Velveteen Dreams: Dada

Wednesday, February 12, 2020 - 4:42pm

The showcase of Richard Quinn’s Spring 2019 line opened with what many fashion publications would call a “luxe morphsuit.” The first four models were covered from head to toe in skin-tight black velvet accompanied by tonal tulle cocktail frocks, commanding silk capes, a pair of lilac pants and a striking blue satin a-line dress, covered in a jeweled vine of ruby red roses (with a matching bag!). The initial onslaught acted as something of a palette-cleansing agent for the looks to come, the first of which were an abrupt change in tone. That’s not to say that the collection lacked cohesion. In fact, different ideas were neatly tied together through a range of silhouettes, but the “luxe morphsuit” concept was particularly interesting because of the jarring, almost sinister allure it held. The models were obfuscated by this stylistic choice, and it afforded them a kind of agency that can only be wielded by playing the role of a silent actor.

Quinn’s masked foray fits neatly into a larger movement of labels tapping into concepts first brought forward by the Dada movement in the early 20th century. Perhaps the first to introduce this idea since Maison Martin Margiela in 2009, Gucci debuted a model covered in crystals in the fall of 2017. Demna Gvasalia’s Balenciaga, a house with a reputation for pushing stylistic directions to their absolute extreme, posted photos on their Instagram of models similarly covered in pantyhose as well as digitally manipulated images that either multiply figures to the point where they are rendered unrecognizable or do away with them entirely. The first and most notable installment of these is a digitally manipulated closeup of their blockbuster knife boot in a compiled money print. The sharply pointed boot lurches toward the viewer in a penguin-toed fashion, only to vanish into thin air at the mid calf. Another photo features a house-branded “Space Hunters” tee and a pair of suit pants hanging over a drying rack with a model creeping out from underneath. The photos might feel categorically dissimilar, but they instill that same sense of relative unease as Quinn’s morphsuits, which they achieve by tapping into the uncanny. 

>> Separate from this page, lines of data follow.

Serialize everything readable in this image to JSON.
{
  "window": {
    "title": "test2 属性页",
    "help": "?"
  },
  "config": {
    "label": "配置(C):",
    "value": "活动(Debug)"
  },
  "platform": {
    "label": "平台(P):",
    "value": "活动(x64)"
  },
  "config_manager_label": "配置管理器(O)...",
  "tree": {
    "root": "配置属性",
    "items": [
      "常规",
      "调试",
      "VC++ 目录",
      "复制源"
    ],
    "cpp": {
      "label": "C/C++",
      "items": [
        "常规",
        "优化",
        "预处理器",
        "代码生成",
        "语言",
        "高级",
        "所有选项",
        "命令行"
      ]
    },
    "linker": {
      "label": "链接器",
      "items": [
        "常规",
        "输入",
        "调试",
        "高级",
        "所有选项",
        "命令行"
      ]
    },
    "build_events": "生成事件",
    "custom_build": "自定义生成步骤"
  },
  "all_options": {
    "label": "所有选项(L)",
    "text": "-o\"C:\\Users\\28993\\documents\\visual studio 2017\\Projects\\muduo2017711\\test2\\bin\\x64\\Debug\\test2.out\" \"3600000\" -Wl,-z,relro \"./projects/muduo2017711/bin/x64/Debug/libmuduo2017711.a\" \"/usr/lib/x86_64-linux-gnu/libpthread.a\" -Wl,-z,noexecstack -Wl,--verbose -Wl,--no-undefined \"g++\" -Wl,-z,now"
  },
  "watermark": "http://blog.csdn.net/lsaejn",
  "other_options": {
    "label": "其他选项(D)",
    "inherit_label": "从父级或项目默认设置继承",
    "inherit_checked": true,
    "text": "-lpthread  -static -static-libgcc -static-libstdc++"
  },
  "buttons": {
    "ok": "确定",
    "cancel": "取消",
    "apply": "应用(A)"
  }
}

We all have agreed notions of what reality is supposed to look like and they become linked to metrics of mental clarity and basic safety. Dada artists like Marcel Duchamp, Hannah Höch and Sophie Taeuber were among the first to introduce the idea that those notions can be upended through art. By creating work that undermines universal norms, like the expectation that a pair of boots will be connected to a pair of legs or that clothing will be modeled by a person and not a faceless morph, the viewer is asked not only to question the work itself but the environment surrounding them. As one might expect, exploring the strange vegetations and fears that occupy the unknown can also be a chance to consider or call attention to existing problems in the sociopolitical sphere.

RuPaul’s Drag Race Season 10 finalist Asia O’Hara was seen alongside her sisters during one of her pre-finale appearances covered in black mesh, a protruding rib cage, ruched knee-length dress and matching halo crown. Speaking on her sartorial choice, O’Hara told London’s Metro “I think there comes a point in the competition where some non-majority queens or non-perfect queens start to fade and disappear into the background. My dress and my attire was just a visual representation of exactly how I was being perceived.” Around this time, Asia was also receiving death threats for suggesting that 4th runner-up Miz Cracker shouldn’t continue in the competition during episode 10. It should be noted that Asia was the only Black queen (or queen of color, for that matter) to have made it to the final four and has been vocal about the disparity in treatment she has received in comparison to the other finalists. In visually reflecting her experiences, ranging from lack of credit to virulent aggression, her look helped forward the long overdue conversation around race issues in the Drag Race fandom. 

Vehicles of Dadaism remain a piercing and cogent tool at the disposal of artists regardless of their chosen medium, whether that pertains to getting onlookers to sit up in their seats during fashion week or addressing issues that permeate society as a whole. In choosing to isolate themselves, Asia, Quinn and Demna are in good company.